I haven’t posted a macro shot in a long time, so I “dusted off” this photo from a trip I took to Washington, DC in June. It was bright and sunny the day I spotted this purple flower in my daughter’s yard (or the yard next door), but I never noticed the critter hiding in plain sight until now.
One of the things I love most about macro photography is discovering new perspectives – and the tiny surprises I would not have found otherwise. It reminds me of the thrill I felt when peering through a microscope in science class as far back as grade school. I don’t remember what we were examining back then, but I was continually amazed at the “technology.” I guess I still am.
Those who contemplate the beauty of the earth find reserves of strength that will endure as long as life lasts.
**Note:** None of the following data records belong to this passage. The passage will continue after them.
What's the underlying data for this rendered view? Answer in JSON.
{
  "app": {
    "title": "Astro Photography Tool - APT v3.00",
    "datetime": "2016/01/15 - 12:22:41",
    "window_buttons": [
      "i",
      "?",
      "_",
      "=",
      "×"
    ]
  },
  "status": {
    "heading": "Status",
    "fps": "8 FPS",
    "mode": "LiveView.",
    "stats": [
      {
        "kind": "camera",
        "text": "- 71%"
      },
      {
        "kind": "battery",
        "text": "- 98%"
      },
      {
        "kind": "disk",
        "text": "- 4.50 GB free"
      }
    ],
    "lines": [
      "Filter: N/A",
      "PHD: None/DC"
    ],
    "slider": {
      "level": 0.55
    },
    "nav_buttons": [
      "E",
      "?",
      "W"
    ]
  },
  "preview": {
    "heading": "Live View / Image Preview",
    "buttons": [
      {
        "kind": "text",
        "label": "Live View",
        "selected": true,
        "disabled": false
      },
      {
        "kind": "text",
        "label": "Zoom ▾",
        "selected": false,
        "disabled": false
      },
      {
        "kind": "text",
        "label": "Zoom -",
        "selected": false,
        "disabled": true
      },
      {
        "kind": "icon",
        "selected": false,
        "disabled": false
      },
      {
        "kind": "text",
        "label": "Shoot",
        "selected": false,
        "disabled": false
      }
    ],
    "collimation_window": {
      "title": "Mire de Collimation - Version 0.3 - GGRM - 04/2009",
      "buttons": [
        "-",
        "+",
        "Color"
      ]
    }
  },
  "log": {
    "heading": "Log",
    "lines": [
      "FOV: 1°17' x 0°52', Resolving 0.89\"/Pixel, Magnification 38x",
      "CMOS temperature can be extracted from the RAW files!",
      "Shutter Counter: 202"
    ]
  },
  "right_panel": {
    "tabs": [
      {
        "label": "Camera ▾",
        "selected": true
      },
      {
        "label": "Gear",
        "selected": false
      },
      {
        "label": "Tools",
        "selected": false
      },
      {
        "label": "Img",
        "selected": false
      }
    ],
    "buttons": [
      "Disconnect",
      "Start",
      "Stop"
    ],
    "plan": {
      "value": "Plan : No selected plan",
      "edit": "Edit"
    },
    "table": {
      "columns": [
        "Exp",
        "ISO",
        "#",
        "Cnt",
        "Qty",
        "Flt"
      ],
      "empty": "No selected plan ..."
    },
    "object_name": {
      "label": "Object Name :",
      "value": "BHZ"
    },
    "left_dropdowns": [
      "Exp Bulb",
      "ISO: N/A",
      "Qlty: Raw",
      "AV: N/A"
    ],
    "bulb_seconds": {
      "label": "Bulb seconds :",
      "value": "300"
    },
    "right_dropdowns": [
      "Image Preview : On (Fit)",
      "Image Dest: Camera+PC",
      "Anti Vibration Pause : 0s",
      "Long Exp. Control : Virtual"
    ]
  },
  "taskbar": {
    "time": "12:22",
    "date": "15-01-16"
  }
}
Last week my daughter and I visited the U.S. National Arboretum in Washington, DC. An overcast sky hung overhead. It was the day after a heavy rain and many of the flowers were laboring under the weight of residual raindrops. Hopefully they were able to spring back up once the sun came out.
In the meantime I took advantage…as it’s one of my favorite subjects – Water on Flowers. A fleeting photo opportunity before those drops disappeared!
A vase of flowers on my dining room table recently stood in the way of the late afternoon sun. The tallest bloom resembled a small sunflower. Perhaps there is such a thing as a “miniature sunflower” (?).
Nameless or not, I had to capture all that bright yellow! (and…for those who are curious, the image is rotated clockwise one turn)
I was delighted to discover this flower (?name) on display during a recent visit to the Strawberry Banke Museum in Portsmouth, NH. It was a hot sunny day – no breeze! – a perfect opportunity for a macro shot.
I caught a bee in the act last weekend during a visit to a local museum in Portsmouth, NH. It actually photo bombed my shot while I was focusing on the flower. I took an extra few seconds to refocus. In an instant it was gone. Quick work!
Flowers were in full bloom yesterday afternoon on the grounds of the Strawberry Banke Museum in Portsmouth, NH. I’m not sure what kind of flower this was, but it immediately caught my attention. The yellows (and reds!) always do.